    It is quite typical of commanders to take their time for their planning and then leaving very little for their subordinates to plan and get ready for the mission. Confucius called it as stealing - stealing the time from their staff. It is unfair. We can extend time to mean other resources as well. Not providing sufficient resources for their staff to carryout their work and then blaming them for failure is same as theft.
  4. Stinginess - Not Giving Out what is Due
    A typical selfish thinking is the concept of a fixed pie - the more I give the less I have for myself. There are managers who give very low incentives and there are managers who reduce the agreed incentive due to super performance by staff. It is much better to give more to enlarge the pie so that a smaller slice is actually bigger than before. This is principle of sowing and reaping -the greater you sow the greater the harvests. It is also the principle of reciprocation - you get what you give. For more such success principles see 10 Kingdom Principles for Business Success.
The 9 Good Practices

By inverting the bad practices, we get four more good practices. So we have the following 6 to 9 practices as:

6. Develop Your Staff for the Jobs you assigned.
7. Set the Boundaries & Coach when you empower or delegate.
8. Give time and resources to your staff to accomplish your assigned tasks.
9. Be generous in your praise and incentives.

To make it easier for memory, may be covert to the following key words for good practices:
  1. Productivity (Be lean and not wasteful)
  2. Joy in Work
  3. Set Challenging Standards (but not overdoing)
  4. Be Polite & Respecting (to subordinates)
  5. Lead with Influence (draw not push)
  6. Develop staff
  7. Set Boundaries with Empowerment
  8. Support Staff - Give Time and Resources
  9. Be Generous
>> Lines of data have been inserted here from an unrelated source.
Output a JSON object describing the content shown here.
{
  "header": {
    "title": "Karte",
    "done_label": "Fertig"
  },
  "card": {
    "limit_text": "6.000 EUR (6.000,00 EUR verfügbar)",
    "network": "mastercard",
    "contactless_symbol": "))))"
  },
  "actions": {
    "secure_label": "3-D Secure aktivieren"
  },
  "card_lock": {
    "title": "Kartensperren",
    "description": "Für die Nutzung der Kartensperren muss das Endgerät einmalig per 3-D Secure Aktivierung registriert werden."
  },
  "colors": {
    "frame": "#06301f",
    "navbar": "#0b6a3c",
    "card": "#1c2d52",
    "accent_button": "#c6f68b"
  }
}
BVOTECH Copyrighted 2011

See also:
  1. Management According to Confucius - 10 Keys
  2. Management According to Confucius 3 – Love & People Centered
Post a Comment